Mick Heaney: My father’s famous last words

Zeke Grader, champion of fishermen, dies at 68 | The Press Democrat

Zeke Grader, champion of fishermen, dies at 68 | The Press Democrat

by GuyKovner // the Press Democrat

Zeke Grader, a champion for West Coast commercial fishermen over four decades, pursued his goals in public protests, courts of law and legislative corridors, never losing sight of his early years on the seafood docks in Fort Bragg.
A lawyer, lobbyist and a former Marine Corps reservist, Grader got major laws enacted to protect California’s salmon, waged water battles with powerful interests and risked condemnation by some fisherman for supporting catch limits.
Grader, a Marin County resident for more than 40 years, died Monday of pancreatic cancer at a San Francisco hospice. He was 68.
“Zeke was single-minded,” said his wife, Sausalito attorney Lois A. Prentice. “He had a vision and, no matter what, he never deviated from his vision. I called him a soldier; he had so much passion for what he was doing.”
Accolades came from congressmen, federal officials and colleagues who worked with Grader over his 39-year tenure as the founding executive director of the San Francisco-based Pacific Coast Federation of Fishermen’s Associations.
“Zeke was for decades a tireless fish warrior,” said William Stelle Jr., West Coast regional administrator for the National Marine Fisheries Service. “Tough as nails, blunt spoken and full of life, he leaves us better, stronger and in a changed place because of his accomplishments.”
Grader received an environmental hero award from the National Oceanic and Atmospheric Association in 1998, when Rep. Nancy Pelosi said in a speech on the House floor that Grader is “one of those rare leaders who we will look to for guidance on our troubled waters in the next century.”

Jewish majority obsession Gideon levy

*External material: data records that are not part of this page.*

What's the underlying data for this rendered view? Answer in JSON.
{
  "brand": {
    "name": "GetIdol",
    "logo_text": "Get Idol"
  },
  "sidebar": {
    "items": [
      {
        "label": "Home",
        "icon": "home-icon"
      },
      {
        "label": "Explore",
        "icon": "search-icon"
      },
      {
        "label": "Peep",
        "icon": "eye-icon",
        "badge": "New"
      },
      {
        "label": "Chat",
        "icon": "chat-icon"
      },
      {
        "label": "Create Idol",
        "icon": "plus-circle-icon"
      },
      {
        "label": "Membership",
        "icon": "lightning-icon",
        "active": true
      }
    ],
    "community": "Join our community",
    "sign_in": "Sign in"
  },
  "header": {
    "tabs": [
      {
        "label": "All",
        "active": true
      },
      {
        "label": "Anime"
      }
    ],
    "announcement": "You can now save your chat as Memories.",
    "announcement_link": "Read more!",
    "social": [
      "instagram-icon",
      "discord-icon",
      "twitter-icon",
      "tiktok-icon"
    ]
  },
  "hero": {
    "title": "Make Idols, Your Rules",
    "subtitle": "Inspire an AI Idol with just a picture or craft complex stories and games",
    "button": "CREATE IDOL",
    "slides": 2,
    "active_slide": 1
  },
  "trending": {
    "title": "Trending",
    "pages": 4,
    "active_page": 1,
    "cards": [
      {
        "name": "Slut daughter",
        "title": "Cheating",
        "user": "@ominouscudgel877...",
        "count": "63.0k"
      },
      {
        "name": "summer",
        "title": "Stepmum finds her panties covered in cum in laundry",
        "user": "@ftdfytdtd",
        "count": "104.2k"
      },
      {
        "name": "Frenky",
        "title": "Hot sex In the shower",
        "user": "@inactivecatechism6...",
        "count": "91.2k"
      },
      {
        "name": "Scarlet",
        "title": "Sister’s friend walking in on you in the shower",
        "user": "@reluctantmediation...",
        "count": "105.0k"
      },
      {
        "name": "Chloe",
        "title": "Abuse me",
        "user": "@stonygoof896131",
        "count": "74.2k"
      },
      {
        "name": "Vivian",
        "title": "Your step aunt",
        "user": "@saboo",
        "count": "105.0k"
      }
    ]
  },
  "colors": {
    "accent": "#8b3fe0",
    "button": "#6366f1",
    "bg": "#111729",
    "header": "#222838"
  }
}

Osher map library. USM


Saturday, September 12, 2015

City Island to Manhasset Bay

Execution Rocks reporting 12 kts gusting to 16 kts, south.

Friday, September 11, 2015

Thursday, September 10, 2015

Sunday, September 6, 2015

Building a Small Sailboat // Josh Marshall

Josh Marshall, the publisher/editor of Talking Points Memo has built a boat, with his son.  From a kit by Chesapeake Light Craft.  The same outfit that provided the kit City Island Yacht Club mate Patrick Smith assembled to row his bride across Falmouth harbor to exchange vows.   Josh's whole account captures the quest. - gwc

Building a Small Sailboat

by Josh Marshall

"It took me a couple times out to get a feel for handling the rig. But the third time out I got it. And it was, quite simply, glorious. She's fast on the water and handles beautifully. Months building her all felt well spent. With a single sail and right against the water, you feel the water and the wind in your muscles and brow. This is what I wanted."